Aboriginal Australian cultures are arguably the most performance-based in the world, with explicit choreographed performances being used for a vast range of social and cultural purposes. While often dismissed as lightweight cultural entertainment when performed for white audiences, Aboriginal people have utilised these performance opportunities to actively fight for sovereignty – physical, psychological and emotional – since the nineteenth century. Join Maryrose Casey (Associate Professor, Indigenous Studies Centre at Monash University) as she discusses the political power of these performances along with the unexpected yet multiple ways in which white audiences have attempted to intrude, interrupt and inhabit them. Concluding with the recent public outcry around Adam Goodes’s dance during a 2015 AFL football match, Casey will explore the dynamics at play between Aboriginal performers and white audiences as a form of undeclared war by other means.
19 September 6.30-8pm
Remembering Through Touch: The Legacy of Mabel Todd and the Modern Dance
The name of Mabel Todd, author of The Thinking Body (1937), is associated with a long lineage of ‘ideokinetic’ practices and practitioners whose archival methods are based in tactility. This conversation between Elizabeth Dempster (Writings on Dance) and Jane Refshauge (Alexander Technique teacher and therapist) considers the influence of Todd’s work on modern and postmodern dance, asking not only how and where its influence has been felt but also why it is dance that has kept this lineage alive.
17 October 6.30-8pm
Re-visiting a Dance and Music Connection: Noa Eshkol, Notation and the Idea of a Chamber Dance

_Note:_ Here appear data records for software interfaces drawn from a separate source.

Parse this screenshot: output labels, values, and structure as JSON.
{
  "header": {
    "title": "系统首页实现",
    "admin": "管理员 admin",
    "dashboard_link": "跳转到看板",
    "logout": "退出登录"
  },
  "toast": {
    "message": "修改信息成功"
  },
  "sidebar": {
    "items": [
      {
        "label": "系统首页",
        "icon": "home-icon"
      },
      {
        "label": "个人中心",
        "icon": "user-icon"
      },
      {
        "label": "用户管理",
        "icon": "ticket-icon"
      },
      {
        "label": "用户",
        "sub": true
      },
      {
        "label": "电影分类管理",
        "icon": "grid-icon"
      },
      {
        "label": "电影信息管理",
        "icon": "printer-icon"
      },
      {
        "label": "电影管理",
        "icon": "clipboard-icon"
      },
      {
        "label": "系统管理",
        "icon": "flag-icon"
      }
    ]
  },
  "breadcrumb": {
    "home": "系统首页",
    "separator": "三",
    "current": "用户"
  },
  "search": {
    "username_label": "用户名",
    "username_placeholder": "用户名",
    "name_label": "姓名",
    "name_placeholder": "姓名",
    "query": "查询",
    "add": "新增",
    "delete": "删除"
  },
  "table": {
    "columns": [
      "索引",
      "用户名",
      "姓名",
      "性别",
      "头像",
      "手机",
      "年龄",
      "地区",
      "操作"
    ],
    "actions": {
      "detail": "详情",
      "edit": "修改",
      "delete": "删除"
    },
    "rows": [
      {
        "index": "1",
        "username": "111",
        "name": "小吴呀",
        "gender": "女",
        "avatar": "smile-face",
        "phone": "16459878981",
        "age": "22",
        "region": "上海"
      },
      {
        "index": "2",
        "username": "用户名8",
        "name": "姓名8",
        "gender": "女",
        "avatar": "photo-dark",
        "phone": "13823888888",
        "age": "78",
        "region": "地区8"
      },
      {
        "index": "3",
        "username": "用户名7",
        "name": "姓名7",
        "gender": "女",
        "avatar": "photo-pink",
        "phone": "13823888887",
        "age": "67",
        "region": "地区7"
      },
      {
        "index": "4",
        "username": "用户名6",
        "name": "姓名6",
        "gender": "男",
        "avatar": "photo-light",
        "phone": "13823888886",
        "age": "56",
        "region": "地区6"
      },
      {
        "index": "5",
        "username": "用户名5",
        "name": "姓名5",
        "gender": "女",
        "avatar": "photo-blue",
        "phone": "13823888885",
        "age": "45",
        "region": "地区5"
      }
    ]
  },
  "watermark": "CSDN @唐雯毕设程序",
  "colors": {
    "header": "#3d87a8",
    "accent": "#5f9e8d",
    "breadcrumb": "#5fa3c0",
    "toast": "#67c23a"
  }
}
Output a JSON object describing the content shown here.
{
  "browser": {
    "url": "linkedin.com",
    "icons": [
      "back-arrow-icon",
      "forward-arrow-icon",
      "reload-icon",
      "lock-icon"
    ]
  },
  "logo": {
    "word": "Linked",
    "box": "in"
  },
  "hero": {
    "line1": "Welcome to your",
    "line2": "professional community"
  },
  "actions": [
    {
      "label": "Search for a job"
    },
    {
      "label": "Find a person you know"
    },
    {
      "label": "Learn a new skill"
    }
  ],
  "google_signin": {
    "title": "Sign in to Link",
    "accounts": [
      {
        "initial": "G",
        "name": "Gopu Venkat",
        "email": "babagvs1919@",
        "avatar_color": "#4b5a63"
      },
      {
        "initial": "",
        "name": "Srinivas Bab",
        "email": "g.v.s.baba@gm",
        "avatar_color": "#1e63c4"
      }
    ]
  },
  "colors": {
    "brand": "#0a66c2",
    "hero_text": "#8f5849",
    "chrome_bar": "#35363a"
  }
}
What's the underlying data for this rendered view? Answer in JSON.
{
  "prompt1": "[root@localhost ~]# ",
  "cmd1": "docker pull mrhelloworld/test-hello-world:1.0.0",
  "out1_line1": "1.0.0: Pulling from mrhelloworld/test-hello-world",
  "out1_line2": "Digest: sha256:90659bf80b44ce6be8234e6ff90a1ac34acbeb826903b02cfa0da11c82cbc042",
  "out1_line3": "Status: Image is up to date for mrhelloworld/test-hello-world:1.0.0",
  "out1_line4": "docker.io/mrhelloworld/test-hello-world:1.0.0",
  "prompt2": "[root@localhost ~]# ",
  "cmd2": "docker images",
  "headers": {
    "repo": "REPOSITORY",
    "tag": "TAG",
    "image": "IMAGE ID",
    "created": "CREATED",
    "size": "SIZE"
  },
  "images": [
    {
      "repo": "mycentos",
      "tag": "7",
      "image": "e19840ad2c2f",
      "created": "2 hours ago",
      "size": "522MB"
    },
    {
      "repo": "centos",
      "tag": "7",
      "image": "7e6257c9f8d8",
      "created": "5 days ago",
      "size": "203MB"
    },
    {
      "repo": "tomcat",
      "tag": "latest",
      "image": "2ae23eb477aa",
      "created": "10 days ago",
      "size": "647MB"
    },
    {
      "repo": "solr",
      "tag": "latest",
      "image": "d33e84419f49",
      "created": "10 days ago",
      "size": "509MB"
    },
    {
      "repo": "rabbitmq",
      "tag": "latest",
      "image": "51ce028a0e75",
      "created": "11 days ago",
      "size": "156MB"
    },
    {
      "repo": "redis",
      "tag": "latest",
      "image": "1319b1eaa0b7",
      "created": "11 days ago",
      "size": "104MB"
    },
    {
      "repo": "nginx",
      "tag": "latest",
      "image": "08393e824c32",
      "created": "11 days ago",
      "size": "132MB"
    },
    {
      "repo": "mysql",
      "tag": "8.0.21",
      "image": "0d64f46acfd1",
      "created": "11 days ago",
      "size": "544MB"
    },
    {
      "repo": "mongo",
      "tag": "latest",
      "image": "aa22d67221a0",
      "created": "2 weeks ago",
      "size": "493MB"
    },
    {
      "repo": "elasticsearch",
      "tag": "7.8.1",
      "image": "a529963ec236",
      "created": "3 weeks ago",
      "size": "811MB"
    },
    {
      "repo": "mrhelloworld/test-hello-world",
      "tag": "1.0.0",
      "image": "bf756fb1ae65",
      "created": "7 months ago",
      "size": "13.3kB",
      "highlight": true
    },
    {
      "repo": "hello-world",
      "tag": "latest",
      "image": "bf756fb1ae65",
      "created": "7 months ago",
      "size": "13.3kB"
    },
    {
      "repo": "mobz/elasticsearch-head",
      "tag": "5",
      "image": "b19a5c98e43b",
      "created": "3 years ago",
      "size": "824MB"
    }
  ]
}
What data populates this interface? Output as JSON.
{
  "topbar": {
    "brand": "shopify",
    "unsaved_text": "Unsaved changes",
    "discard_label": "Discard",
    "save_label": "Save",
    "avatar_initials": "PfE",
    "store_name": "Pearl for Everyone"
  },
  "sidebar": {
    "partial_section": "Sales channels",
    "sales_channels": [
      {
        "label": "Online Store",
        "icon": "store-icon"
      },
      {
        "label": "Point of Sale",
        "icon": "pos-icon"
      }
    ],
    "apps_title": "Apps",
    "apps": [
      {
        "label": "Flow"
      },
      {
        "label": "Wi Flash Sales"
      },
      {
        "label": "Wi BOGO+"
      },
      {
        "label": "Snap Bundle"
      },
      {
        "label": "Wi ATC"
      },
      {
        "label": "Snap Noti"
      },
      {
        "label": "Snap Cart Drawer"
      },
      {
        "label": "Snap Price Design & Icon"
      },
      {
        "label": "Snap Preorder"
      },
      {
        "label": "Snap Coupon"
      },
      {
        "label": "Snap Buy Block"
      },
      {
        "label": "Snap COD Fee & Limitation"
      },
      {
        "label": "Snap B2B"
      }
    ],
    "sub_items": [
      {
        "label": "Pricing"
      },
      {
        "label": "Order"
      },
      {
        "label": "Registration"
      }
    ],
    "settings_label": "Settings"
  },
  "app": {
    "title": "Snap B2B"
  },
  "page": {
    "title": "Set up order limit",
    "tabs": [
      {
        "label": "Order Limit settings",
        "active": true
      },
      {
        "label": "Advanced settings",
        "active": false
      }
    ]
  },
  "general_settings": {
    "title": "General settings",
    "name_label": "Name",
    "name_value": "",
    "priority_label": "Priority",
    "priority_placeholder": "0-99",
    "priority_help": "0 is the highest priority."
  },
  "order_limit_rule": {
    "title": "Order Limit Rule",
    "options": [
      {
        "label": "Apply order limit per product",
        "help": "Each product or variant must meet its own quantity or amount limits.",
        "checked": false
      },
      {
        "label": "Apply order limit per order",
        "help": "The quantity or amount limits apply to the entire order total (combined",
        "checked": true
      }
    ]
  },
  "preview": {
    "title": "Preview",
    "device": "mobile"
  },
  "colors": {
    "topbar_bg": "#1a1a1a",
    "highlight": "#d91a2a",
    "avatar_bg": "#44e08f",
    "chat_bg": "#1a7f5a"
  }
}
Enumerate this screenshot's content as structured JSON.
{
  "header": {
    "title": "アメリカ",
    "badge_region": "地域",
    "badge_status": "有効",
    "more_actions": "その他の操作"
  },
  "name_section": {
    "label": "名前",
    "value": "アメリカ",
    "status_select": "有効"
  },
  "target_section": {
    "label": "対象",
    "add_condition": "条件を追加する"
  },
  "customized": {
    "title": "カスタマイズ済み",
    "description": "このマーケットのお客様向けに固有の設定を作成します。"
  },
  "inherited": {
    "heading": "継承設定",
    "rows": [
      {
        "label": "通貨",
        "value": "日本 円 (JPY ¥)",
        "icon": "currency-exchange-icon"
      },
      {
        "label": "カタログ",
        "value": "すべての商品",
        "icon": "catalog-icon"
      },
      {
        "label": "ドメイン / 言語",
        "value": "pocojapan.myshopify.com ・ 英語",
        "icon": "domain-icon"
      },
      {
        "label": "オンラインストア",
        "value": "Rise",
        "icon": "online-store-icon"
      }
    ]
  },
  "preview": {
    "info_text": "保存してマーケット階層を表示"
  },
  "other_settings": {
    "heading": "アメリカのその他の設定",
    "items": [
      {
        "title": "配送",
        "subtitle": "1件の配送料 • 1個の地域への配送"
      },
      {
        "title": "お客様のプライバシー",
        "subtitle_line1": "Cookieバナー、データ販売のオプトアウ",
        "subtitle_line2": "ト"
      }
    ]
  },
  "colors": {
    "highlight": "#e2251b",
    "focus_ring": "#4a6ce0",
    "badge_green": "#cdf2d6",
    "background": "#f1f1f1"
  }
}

This short performance and lecture explores the work of Noa Eshkol (1924-2007), an Israeli artist influenced by musical composition and culture who developed a notation system on which she based her dance practice. Join Deakin dance academic Sally Gardner as she considers how including Eshkol’s approach within the broader field of twentieth century dance modernism can bring important nuance to contemporary considerations of the choreographer, the dancer and the audience.
21 November 6.30-8pm
Dance And/In the Gallery
Recent curatorial approaches and associated discourses have placed dance and choreography within visual art paradigms, including the gallery. In this conversation between University of NSW dance academic Erin Brannigan and Australia Council 2016 Dance Fellow Brooke Stamp, the foundational elements of dance as a discipline are brought into dialogue with these recent cross disciplinary re-framings.